When does an MQL (Marketing Qualified Lead) become an SQL (Sales Qualified Lead)?
Before we answer that question we should first look at the buyer’s journey. The buyer’s journey consists of three stages: awareness, consideration and decision. Let’s take a quick look at each of these:
This is when a buyer has identified a need for a product or service for their business. At this stage, they are researching what they need, most likely through the internet. They may be trawling through websites, reading blogs, downloading whitepapers and generally investigating areas that provide a solution to the need they have.
Savvy marketers know that at the ‘awareness’ stage it is critical to create and distribute content pieces that provide answers to the questions that a customer might have. This will then have the effect of attracting sales leads.

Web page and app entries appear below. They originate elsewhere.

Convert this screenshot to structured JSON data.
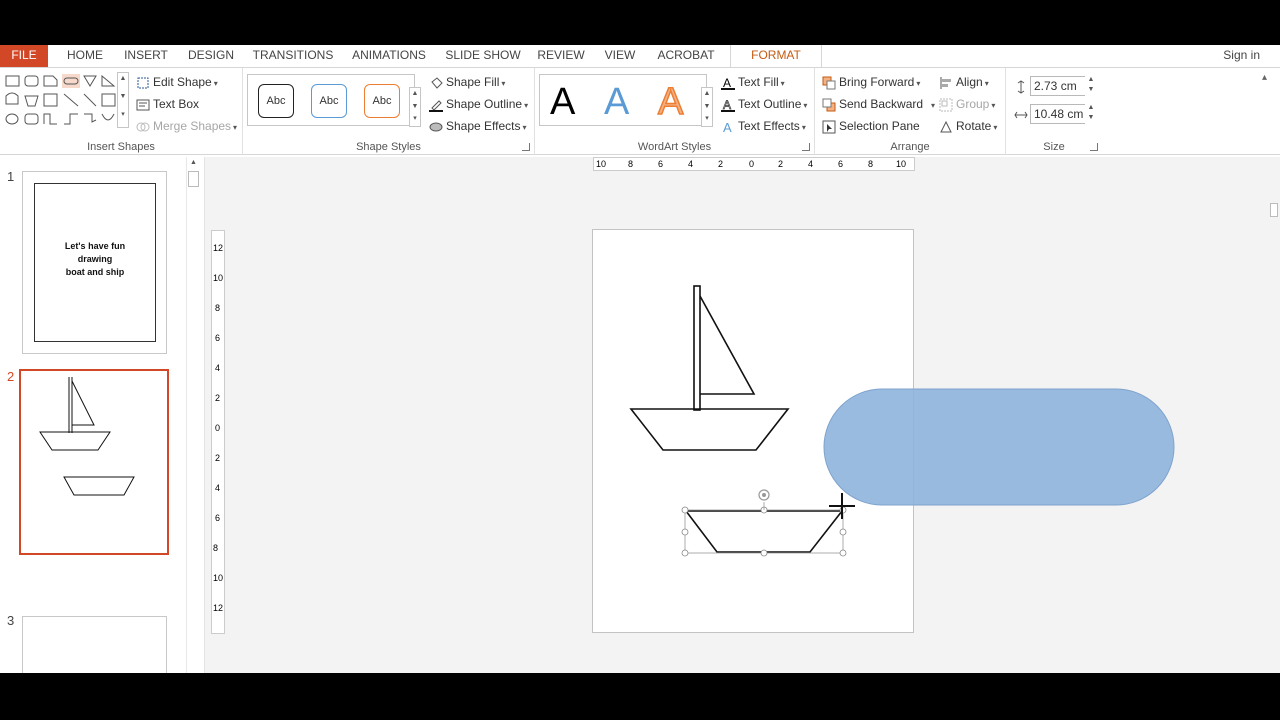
{
  "tabs": [
    {
      "label": "FILE"
    },
    {
      "label": "HOME"
    },
    {
      "label": "INSERT"
    },
    {
      "label": "DESIGN"
    },
    {
      "label": "TRANSITIONS"
    },
    {
      "label": "ANIMATIONS"
    },
    {
      "label": "SLIDE SHOW"
    },
    {
      "label": "REVIEW"
    },
    {
      "label": "VIEW"
    },
    {
      "label": "ACROBAT"
    },
    {
      "label": "FORMAT"
    }
  ],
  "sign_in": "Sign in",
  "insert_shapes": {
    "edit_shape": "Edit Shape",
    "text_box": "Text Box",
    "merge_shapes": "Merge Shapes",
    "label": "Insert Shapes"
  },
  "shape_styles": {
    "previews": [
      "Abc",
      "Abc",
      "Abc"
    ],
    "shape_fill": "Shape Fill",
    "shape_outline": "Shape Outline",
    "shape_effects": "Shape Effects",
    "label": "Shape Styles"
  },
  "wordart": {
    "letters": [
      "A",
      "A",
      "A"
    ],
    "text_fill": "Text Fill",
    "text_outline": "Text Outline",
    "text_effects": "Text Effects",
    "label": "WordArt Styles"
  },
  "arrange": {
    "bring_forward": "Bring Forward",
    "send_backward": "Send Backward",
    "selection_pane": "Selection Pane",
    "align": "Align",
    "group": "Group",
    "rotate": "Rotate",
    "label": "Arrange"
  },
  "size": {
    "height": "2.73 cm",
    "width": "10.48 cm",
    "label": "Size"
  },
  "slides": [
    {
      "number": "1",
      "title_lines": [
        "Let's have fun",
        "drawing",
        "boat and ship"
      ]
    },
    {
      "number": "2"
    },
    {
      "number": "3"
    }
  ],
  "ruler": {
    "horizontal": [
      "10",
      "8",
      "6",
      "4",
      "2",
      "0",
      "2",
      "4",
      "6",
      "8",
      "10"
    ],
    "vertical": [
      "12",
      "10",
      "8",
      "6",
      "4",
      "2",
      "0",
      "2",
      "4",
      "6",
      "8",
      "10",
      "12"
    ]
  },
  "colors": {
    "accent": "#d24726",
    "format_tab": "#c55a11",
    "rounded_rect_fill": "#8fb4dd"
  }
}
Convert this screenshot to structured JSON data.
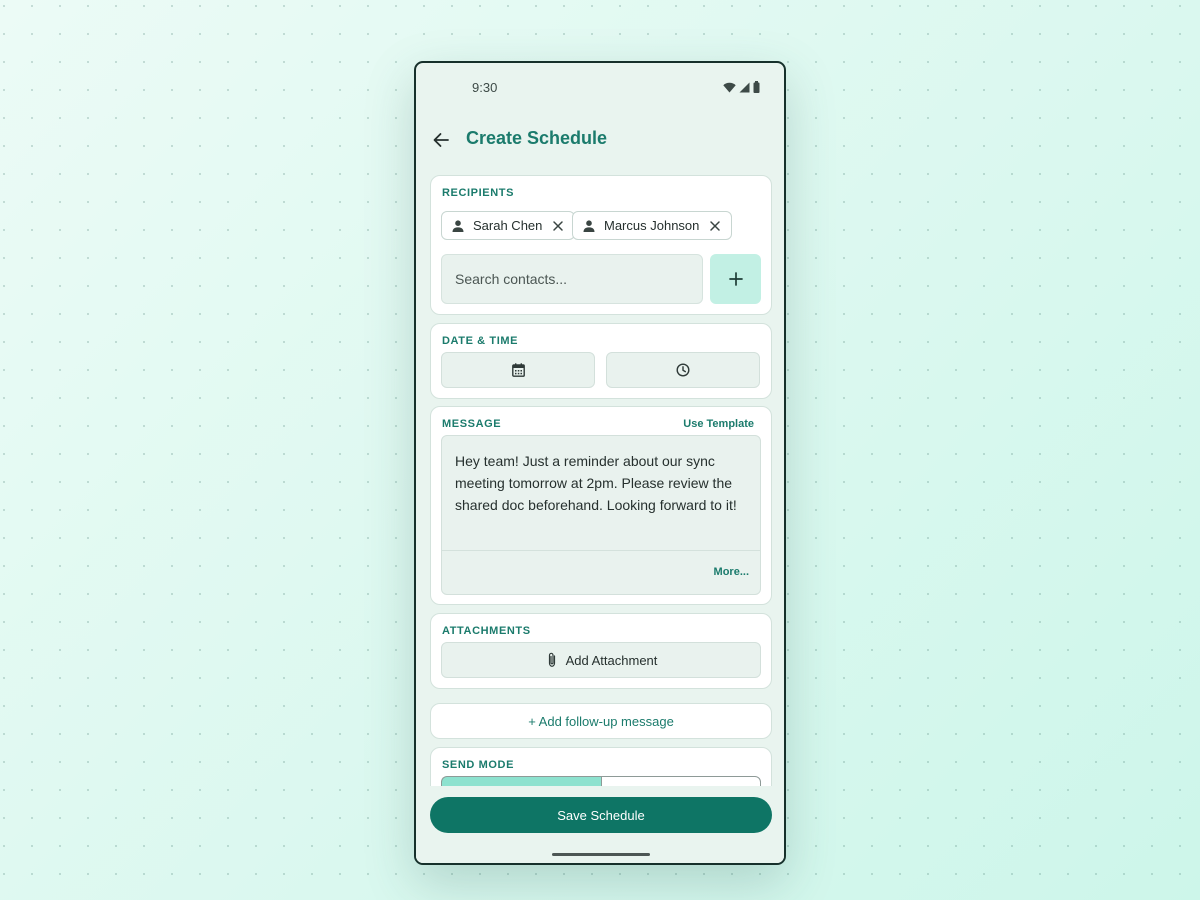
{
  "status_bar": {
    "time": "9:30",
    "icons": [
      "wifi-icon",
      "signal-icon",
      "battery-icon"
    ]
  },
  "app_bar": {
    "title": "Create Schedule",
    "back_icon": "arrow-left-icon"
  },
  "recipients": {
    "label": "RECIPIENTS",
    "chips": [
      {
        "name": "Sarah Chen",
        "icon": "person-icon"
      },
      {
        "name": "Marcus Johnson",
        "icon": "person-icon"
      }
    ],
    "search_placeholder": "Search contacts...",
    "add_icon": "plus-icon"
  },
  "date_time": {
    "label": "DATE & TIME",
    "date_icon": "calendar-icon",
    "time_icon": "clock-icon"
  },
  "message": {
    "label": "MESSAGE",
    "use_template": "Use Template",
    "text": "Hey team! Just a reminder about our sync meeting tomorrow at 2pm. Please review the shared doc beforehand. Looking forward to it!",
    "more": "More..."
  },
  "attachments": {
    "label": "ATTACHMENTS",
    "button": "Add Attachment",
    "icon": "paperclip-icon"
  },
  "followup": {
    "label": "+ Add follow-up message"
  },
  "send_mode": {
    "label": "SEND MODE"
  },
  "save": {
    "label": "Save Schedule"
  },
  "colors": {
    "primary": "#0e7565",
    "accent_text": "#1b7b6c",
    "accent_light": "#c2f0e4",
    "selected_segment": "#8de2cf",
    "surface": "#e9f4ef"
  }
}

At this stage, the buyer may have narrowed down what they’re looking for and they’re now going through the process of making comparisons. They are not ready to buy yet, but they will be interested in finding out the differences between various products and services, what the prices are etc. This is when content such as product comparisons, expert guides and videos come into their own and help the customer to reach a decision.
At last, the customer is ready to buy and now it’s the job of marketing to work with sales to move that customer closer to the sale. This is when content such as testimonials, case studies, product brochures, free trials etc can be used to finally convince the customer that your solution is the best one.

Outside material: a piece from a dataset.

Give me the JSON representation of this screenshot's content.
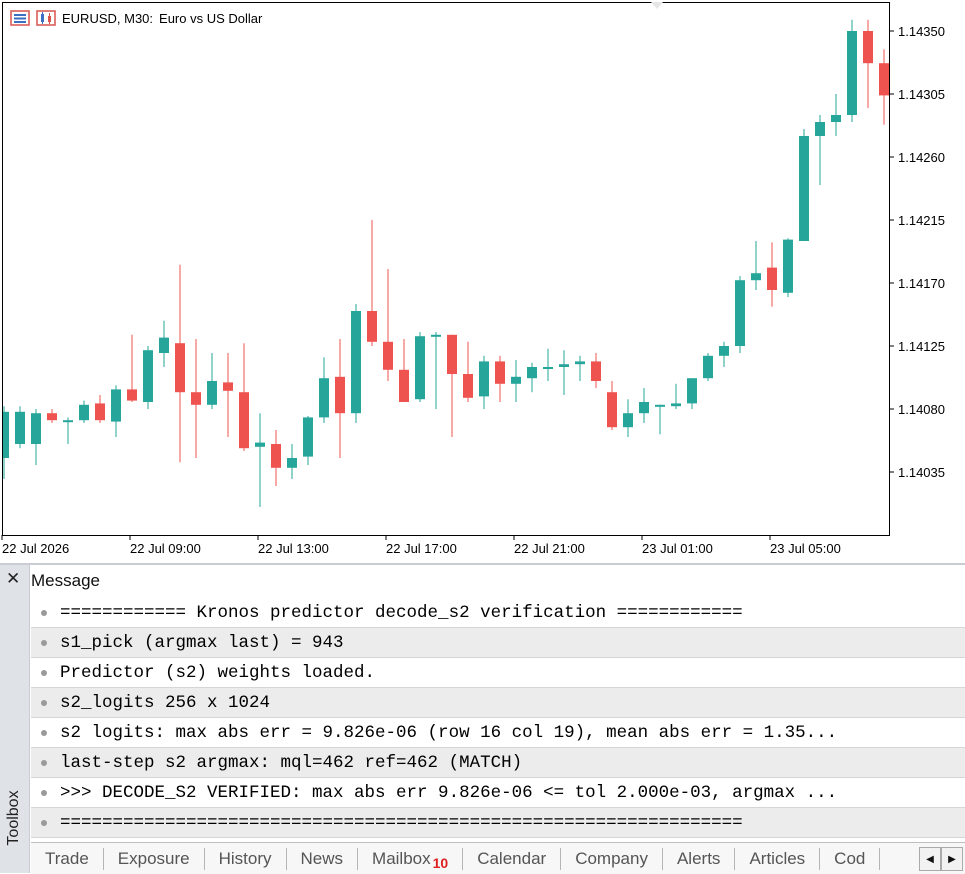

So, to get back to the original question – When does an MQL become an SQL?
It becomes an SQL once Marketing has taken the customer through all of the above stages and it’s ready to pass on to sales. Sales then must determine if the customer is ready, willing and able to pay for the solution.
An MQL cannot become an SQL without knowing where the prospect is within the buying cycle. Even though the prospect may be highly engaged with the content and seems a ‘good fit’, they don’t become an SQL until sales have had the opportunity to speak to the customer and determine if there is a genuine commitment to spend money on the solution.

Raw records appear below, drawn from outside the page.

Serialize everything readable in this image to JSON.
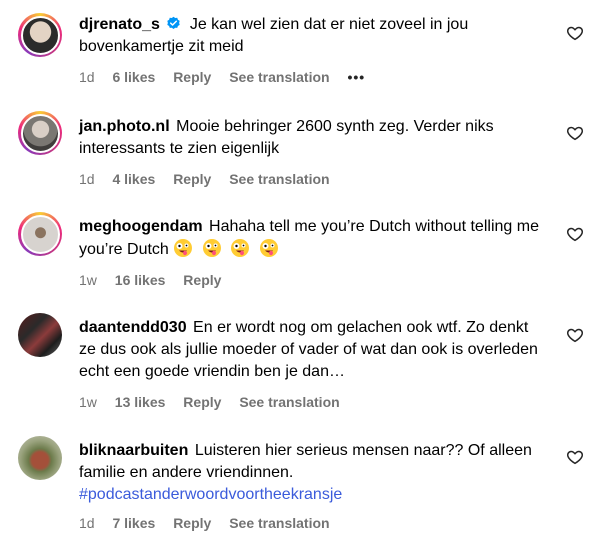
{
  "comments": [
    {
      "user": "djrenato_s",
      "text": "Je kan wel zien dat er niet zoveel in jou bovenkamertje zit meid",
      "time": "1d",
      "likes": "6 likes",
      "reply": "Reply",
      "translate": "See translation",
      "more": "•••"
    },
    {
      "user": "jan.photo.nl",
      "text": "Mooie behringer 2600 synth zeg. Verder niks interessants te zien eigenlijk",
      "time": "1d",
      "likes": "4 likes",
      "reply": "Reply",
      "translate": "See translation"
    },
    {
      "user": "meghoogendam",
      "text": "Hahaha tell me you’re Dutch without telling me you’re Dutch",
      "time": "1w",
      "likes": "16 likes",
      "reply": "Reply"
    },
    {
      "user": "daantendd030",
      "text": "En er wordt nog om gelachen ook wtf. Zo denkt ze dus ook als jullie moeder of vader of wat dan ook is overleden echt een goede vriendin ben je dan…",
      "time": "1w",
      "likes": "13 likes",
      "reply": "Reply",
      "translate": "See translation"
    },
    {
      "user": "bliknaarbuiten",
      "text": "Luisteren hier serieus mensen naar?? Of alleen familie en andere vriendinnen.",
      "hashtag": "#podcastanderwoordvoortheekransje",
      "time": "1d",
      "likes": "7 likes",
      "reply": "Reply",
      "translate": "See translation"
    }
  ],
  "icons": {
    "heart": "heart-outline-icon",
    "verified": "verified-badge-icon",
    "emoji": "zany-face-emoji"
  },
  "colors": {
    "meta": "#737373",
    "hashtag": "#3b5bdb",
    "verified": "#0095f6"
  }
}
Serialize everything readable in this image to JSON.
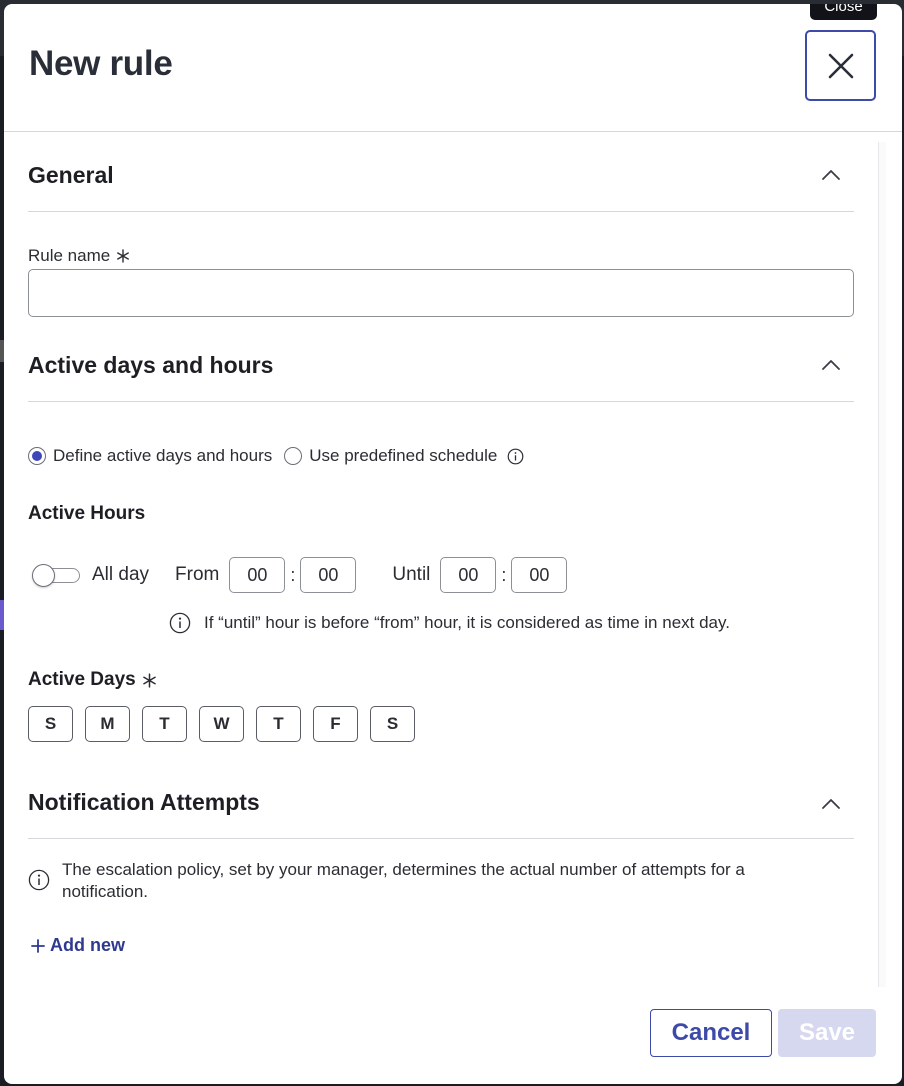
{
  "tooltip": {
    "text": "Close"
  },
  "dialog": {
    "title": "New rule",
    "close_icon": "close-icon"
  },
  "general": {
    "title": "General",
    "rule_name_label": "Rule name",
    "rule_name_value": "",
    "rule_name_placeholder": ""
  },
  "active_days_hours": {
    "title": "Active days and hours",
    "mode_options": [
      {
        "label": "Define active days and hours",
        "selected": true
      },
      {
        "label": "Use predefined schedule",
        "selected": false
      }
    ],
    "active_hours_heading": "Active Hours",
    "all_day_label": "All day",
    "all_day_enabled": false,
    "from_label": "From",
    "from_hour": "00",
    "from_minute": "00",
    "separator": ":",
    "until_label": "Until",
    "until_hour": "00",
    "until_minute": "00",
    "hint": "If “until” hour is before “from” hour, it is considered as time in next day.",
    "active_days_heading": "Active Days",
    "days": [
      "S",
      "M",
      "T",
      "W",
      "T",
      "F",
      "S"
    ]
  },
  "notification_attempts": {
    "title": "Notification Attempts",
    "note": "The escalation policy, set by your manager, determines the actual number of attempts for a notification.",
    "add_new_label": "Add new"
  },
  "footer": {
    "cancel_label": "Cancel",
    "save_label": "Save"
  },
  "colors": {
    "accent": "#3e4aa8",
    "disabled_button": "#d6d8ef",
    "link": "#2f3a8f"
  }
}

In order to complete the transformation to an SQL it needs to go through the BANTA qualification process - confirming budget, authority, need, timescale and attitude. This final qualification can be carried out by an inside sales team or an external agency, but whoever does it, the transition from MQL to SQL isn’t complete until the prospect has been spoken to and there is a firm commitment to buy.
The process of moving an MQL to SQL can be a tricky one and it’s a process that sales and marketing need to work together on to make it a success. Both departments need to agree on the criteria of a genuine sales lead and there needs to be feedback from sales to marketing if a lead that has been passed doesn’t match up to expectations. This is how best practices can be forged. For further detail on how to convert MQLs into SQLs, download our guide: